WHAT IS EXPECTED
Repeat the entries exactly, and do not carry the pictures over.

DATA FOR ANALYSIS
= = = =
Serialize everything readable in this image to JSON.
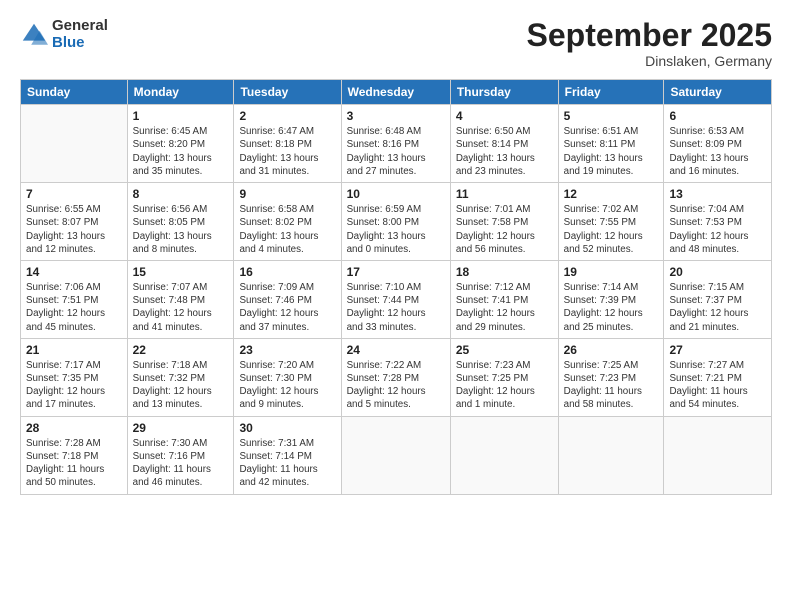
{
  "logo": {
    "general": "General",
    "blue": "Blue"
  },
  "header": {
    "month": "September 2025",
    "location": "Dinslaken, Germany"
  },
  "weekdays": [
    "Sunday",
    "Monday",
    "Tuesday",
    "Wednesday",
    "Thursday",
    "Friday",
    "Saturday"
  ],
  "weeks": [
    [
      {
        "day": "",
        "info": ""
      },
      {
        "day": "1",
        "info": "Sunrise: 6:45 AM\nSunset: 8:20 PM\nDaylight: 13 hours\nand 35 minutes."
      },
      {
        "day": "2",
        "info": "Sunrise: 6:47 AM\nSunset: 8:18 PM\nDaylight: 13 hours\nand 31 minutes."
      },
      {
        "day": "3",
        "info": "Sunrise: 6:48 AM\nSunset: 8:16 PM\nDaylight: 13 hours\nand 27 minutes."
      },
      {
        "day": "4",
        "info": "Sunrise: 6:50 AM\nSunset: 8:14 PM\nDaylight: 13 hours\nand 23 minutes."
      },
      {
        "day": "5",
        "info": "Sunrise: 6:51 AM\nSunset: 8:11 PM\nDaylight: 13 hours\nand 19 minutes."
      },
      {
        "day": "6",
        "info": "Sunrise: 6:53 AM\nSunset: 8:09 PM\nDaylight: 13 hours\nand 16 minutes."
      }
    ],
    [
      {
        "day": "7",
        "info": "Sunrise: 6:55 AM\nSunset: 8:07 PM\nDaylight: 13 hours\nand 12 minutes."
      },
      {
        "day": "8",
        "info": "Sunrise: 6:56 AM\nSunset: 8:05 PM\nDaylight: 13 hours\nand 8 minutes."
      },
      {
        "day": "9",
        "info": "Sunrise: 6:58 AM\nSunset: 8:02 PM\nDaylight: 13 hours\nand 4 minutes."
      },
      {
        "day": "10",
        "info": "Sunrise: 6:59 AM\nSunset: 8:00 PM\nDaylight: 13 hours\nand 0 minutes."
      },
      {
        "day": "11",
        "info": "Sunrise: 7:01 AM\nSunset: 7:58 PM\nDaylight: 12 hours\nand 56 minutes."
      },
      {
        "day": "12",
        "info": "Sunrise: 7:02 AM\nSunset: 7:55 PM\nDaylight: 12 hours\nand 52 minutes."
      },
      {
        "day": "13",
        "info": "Sunrise: 7:04 AM\nSunset: 7:53 PM\nDaylight: 12 hours\nand 48 minutes."
      }
    ],
    [
      {
        "day": "14",
        "info": "Sunrise: 7:06 AM\nSunset: 7:51 PM\nDaylight: 12 hours\nand 45 minutes."
      },
      {
        "day": "15",
        "info": "Sunrise: 7:07 AM\nSunset: 7:48 PM\nDaylight: 12 hours\nand 41 minutes."
      },
      {
        "day": "16",
        "info": "Sunrise: 7:09 AM\nSunset: 7:46 PM\nDaylight: 12 hours\nand 37 minutes."
      },
      {
        "day": "17",
        "info": "Sunrise: 7:10 AM\nSunset: 7:44 PM\nDaylight: 12 hours\nand 33 minutes."
      },
      {
        "day": "18",
        "info": "Sunrise: 7:12 AM\nSunset: 7:41 PM\nDaylight: 12 hours\nand 29 minutes."
      },
      {
        "day": "19",
        "info": "Sunrise: 7:14 AM\nSunset: 7:39 PM\nDaylight: 12 hours\nand 25 minutes."
      },
      {
        "day": "20",
        "info": "Sunrise: 7:15 AM\nSunset: 7:37 PM\nDaylight: 12 hours\nand 21 minutes."
      }
    ],
    [
      {
        "day": "21",
        "info": "Sunrise: 7:17 AM\nSunset: 7:35 PM\nDaylight: 12 hours\nand 17 minutes."
      },
      {
        "day": "22",
        "info": "Sunrise: 7:18 AM\nSunset: 7:32 PM\nDaylight: 12 hours\nand 13 minutes."
      },
      {
        "day": "23",
        "info": "Sunrise: 7:20 AM\nSunset: 7:30 PM\nDaylight: 12 hours\nand 9 minutes."
      },
      {
        "day": "24",
        "info": "Sunrise: 7:22 AM\nSunset: 7:28 PM\nDaylight: 12 hours\nand 5 minutes."
      },
      {
        "day": "25",
        "info": "Sunrise: 7:23 AM\nSunset: 7:25 PM\nDaylight: 12 hours\nand 1 minute."
      },
      {
        "day": "26",
        "info": "Sunrise: 7:25 AM\nSunset: 7:23 PM\nDaylight: 11 hours\nand 58 minutes."
      },
      {
        "day": "27",
        "info": "Sunrise: 7:27 AM\nSunset: 7:21 PM\nDaylight: 11 hours\nand 54 minutes."
      }
    ],
    [
      {
        "day": "28",
        "info": "Sunrise: 7:28 AM\nSunset: 7:18 PM\nDaylight: 11 hours\nand 50 minutes."
      },
      {
        "day": "29",
        "info": "Sunrise: 7:30 AM\nSunset: 7:16 PM\nDaylight: 11 hours\nand 46 minutes."
      },
      {
        "day": "30",
        "info": "Sunrise: 7:31 AM\nSunset: 7:14 PM\nDaylight: 11 hours\nand 42 minutes."
      },
      {
        "day": "",
        "info": ""
      },
      {
        "day": "",
        "info": ""
      },
      {
        "day": "",
        "info": ""
      },
      {
        "day": "",
        "info": ""
      }
    ]
  ]
}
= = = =
PROBLEM SOLUTION
Serialize everything readable in this image to JSON.
{
  "logo": {
    "general": "General",
    "blue": "Blue"
  },
  "header": {
    "month": "September 2025",
    "location": "Dinslaken, Germany"
  },
  "weekdays": [
    "Sunday",
    "Monday",
    "Tuesday",
    "Wednesday",
    "Thursday",
    "Friday",
    "Saturday"
  ],
  "weeks": [
    [
      {
        "day": "",
        "info": ""
      },
      {
        "day": "1",
        "info": "Sunrise: 6:45 AM\nSunset: 8:20 PM\nDaylight: 13 hours\nand 35 minutes."
      },
      {
        "day": "2",
        "info": "Sunrise: 6:47 AM\nSunset: 8:18 PM\nDaylight: 13 hours\nand 31 minutes."
      },
      {
        "day": "3",
        "info": "Sunrise: 6:48 AM\nSunset: 8:16 PM\nDaylight: 13 hours\nand 27 minutes."
      },
      {
        "day": "4",
        "info": "Sunrise: 6:50 AM\nSunset: 8:14 PM\nDaylight: 13 hours\nand 23 minutes."
      },
      {
        "day": "5",
        "info": "Sunrise: 6:51 AM\nSunset: 8:11 PM\nDaylight: 13 hours\nand 19 minutes."
      },
      {
        "day": "6",
        "info": "Sunrise: 6:53 AM\nSunset: 8:09 PM\nDaylight: 13 hours\nand 16 minutes."
      }
    ],
    [
      {
        "day": "7",
        "info": "Sunrise: 6:55 AM\nSunset: 8:07 PM\nDaylight: 13 hours\nand 12 minutes."
      },
      {
        "day": "8",
        "info": "Sunrise: 6:56 AM\nSunset: 8:05 PM\nDaylight: 13 hours\nand 8 minutes."
      },
      {
        "day": "9",
        "info": "Sunrise: 6:58 AM\nSunset: 8:02 PM\nDaylight: 13 hours\nand 4 minutes."
      },
      {
        "day": "10",
        "info": "Sunrise: 6:59 AM\nSunset: 8:00 PM\nDaylight: 13 hours\nand 0 minutes."
      },
      {
        "day": "11",
        "info": "Sunrise: 7:01 AM\nSunset: 7:58 PM\nDaylight: 12 hours\nand 56 minutes."
      },
      {
        "day": "12",
        "info": "Sunrise: 7:02 AM\nSunset: 7:55 PM\nDaylight: 12 hours\nand 52 minutes."
      },
      {
        "day": "13",
        "info": "Sunrise: 7:04 AM\nSunset: 7:53 PM\nDaylight: 12 hours\nand 48 minutes."
      }
    ],
    [
      {
        "day": "14",
        "info": "Sunrise: 7:06 AM\nSunset: 7:51 PM\nDaylight: 12 hours\nand 45 minutes."
      },
      {
        "day": "15",
        "info": "Sunrise: 7:07 AM\nSunset: 7:48 PM\nDaylight: 12 hours\nand 41 minutes."
      },
      {
        "day": "16",
        "info": "Sunrise: 7:09 AM\nSunset: 7:46 PM\nDaylight: 12 hours\nand 37 minutes."
      },
      {
        "day": "17",
        "info": "Sunrise: 7:10 AM\nSunset: 7:44 PM\nDaylight: 12 hours\nand 33 minutes."
      },
      {
        "day": "18",
        "info": "Sunrise: 7:12 AM\nSunset: 7:41 PM\nDaylight: 12 hours\nand 29 minutes."
      },
      {
        "day": "19",
        "info": "Sunrise: 7:14 AM\nSunset: 7:39 PM\nDaylight: 12 hours\nand 25 minutes."
      },
      {
        "day": "20",
        "info": "Sunrise: 7:15 AM\nSunset: 7:37 PM\nDaylight: 12 hours\nand 21 minutes."
      }
    ],
    [
      {
        "day": "21",
        "info": "Sunrise: 7:17 AM\nSunset: 7:35 PM\nDaylight: 12 hours\nand 17 minutes."
      },
      {
        "day": "22",
        "info": "Sunrise: 7:18 AM\nSunset: 7:32 PM\nDaylight: 12 hours\nand 13 minutes."
      },
      {
        "day": "23",
        "info": "Sunrise: 7:20 AM\nSunset: 7:30 PM\nDaylight: 12 hours\nand 9 minutes."
      },
      {
        "day": "24",
        "info": "Sunrise: 7:22 AM\nSunset: 7:28 PM\nDaylight: 12 hours\nand 5 minutes."
      },
      {
        "day": "25",
        "info": "Sunrise: 7:23 AM\nSunset: 7:25 PM\nDaylight: 12 hours\nand 1 minute."
      },
      {
        "day": "26",
        "info": "Sunrise: 7:25 AM\nSunset: 7:23 PM\nDaylight: 11 hours\nand 58 minutes."
      },
      {
        "day": "27",
        "info": "Sunrise: 7:27 AM\nSunset: 7:21 PM\nDaylight: 11 hours\nand 54 minutes."
      }
    ],
    [
      {
        "day": "28",
        "info": "Sunrise: 7:28 AM\nSunset: 7:18 PM\nDaylight: 11 hours\nand 50 minutes."
      },
      {
        "day": "29",
        "info": "Sunrise: 7:30 AM\nSunset: 7:16 PM\nDaylight: 11 hours\nand 46 minutes."
      },
      {
        "day": "30",
        "info": "Sunrise: 7:31 AM\nSunset: 7:14 PM\nDaylight: 11 hours\nand 42 minutes."
      },
      {
        "day": "",
        "info": ""
      },
      {
        "day": "",
        "info": ""
      },
      {
        "day": "",
        "info": ""
      },
      {
        "day": "",
        "info": ""
      }
    ]
  ]
}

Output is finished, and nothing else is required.